CSRF Protection

One of the most common attacks a website will face is Cross-Site Request Forgery (CSRF). This attack involves an attacker creating a fake URL that points to your domain and sending it via email (or other means) to one of your users. When your user clicks that link, if the user was logged in to your app, the action related to that URL will proceed as-if the user originated it (e.g., calling to a setter with some set of parameters performing a change the attacker wants to make).

To guard against this, Joystick includes the ability to create user session tokens in your database that are paired with a csrf token. When a user visits your site, Joystick will automatically create a joystick_session cookie if one does not exist alongside a secret csrf token that's injected into the HTML rendered by your app.

<meta name="csrf" content="abc12345" />

Whenever you call to a getter or setter in your API, Joystick automatically includes the secret csrf token and attempts to match it to the user's joystick_session cookie on the server. If there's a match, the request proceeds as expected and if there's not, the request receives a 403 Forbidden error.

Query params sanitized

To protect against scripts being executed via query params, Joystick automatically sanitizes HTML tags from query params passed in your app's URL. This prevents any vulnerability with the above approach, making it impossible for an attacker to read the csrf token Joystick injects into the page.

Enabling CSRF protection

By default CSRF protection is not enabled in your app. To enable it, the "sessions": true flag must be assigned to one of the databases in the config.databases array of your settings.<env>.json file. This tells Joystick to enable CSRF protection and generate a joystick_session cookie for all visitors to the site (both anonymous and logged-in users).

Learn more about enabling CSRF protection here.

Session Expiration

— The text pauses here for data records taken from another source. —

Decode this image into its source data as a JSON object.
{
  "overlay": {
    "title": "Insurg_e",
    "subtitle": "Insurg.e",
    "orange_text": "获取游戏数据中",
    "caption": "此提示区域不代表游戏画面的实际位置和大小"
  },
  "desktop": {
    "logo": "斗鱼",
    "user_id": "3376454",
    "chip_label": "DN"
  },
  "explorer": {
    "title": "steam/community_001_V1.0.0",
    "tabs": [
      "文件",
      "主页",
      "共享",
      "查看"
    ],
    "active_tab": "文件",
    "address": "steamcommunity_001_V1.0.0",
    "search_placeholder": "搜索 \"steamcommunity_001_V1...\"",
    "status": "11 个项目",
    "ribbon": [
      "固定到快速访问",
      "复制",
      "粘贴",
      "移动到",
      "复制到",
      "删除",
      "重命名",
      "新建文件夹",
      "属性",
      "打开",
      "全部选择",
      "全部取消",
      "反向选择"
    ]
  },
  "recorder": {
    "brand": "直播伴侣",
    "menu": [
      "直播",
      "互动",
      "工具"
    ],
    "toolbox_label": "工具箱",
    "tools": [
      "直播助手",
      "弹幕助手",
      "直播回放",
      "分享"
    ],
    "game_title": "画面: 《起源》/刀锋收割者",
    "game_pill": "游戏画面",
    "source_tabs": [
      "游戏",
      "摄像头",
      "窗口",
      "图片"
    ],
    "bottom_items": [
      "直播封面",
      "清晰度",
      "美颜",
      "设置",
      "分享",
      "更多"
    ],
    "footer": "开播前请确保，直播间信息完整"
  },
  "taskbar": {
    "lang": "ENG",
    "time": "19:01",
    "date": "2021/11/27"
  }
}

To avoid flooding your database with stale sessions, Joystick automatically cleans up sessions older than 1 hour. For MongoDB, this is done via TTL index and for PostgreSQL, this is done via cron job. After a session expires and is removed from your database, returning visitors will have a fresh session generated for them on their next visit/request.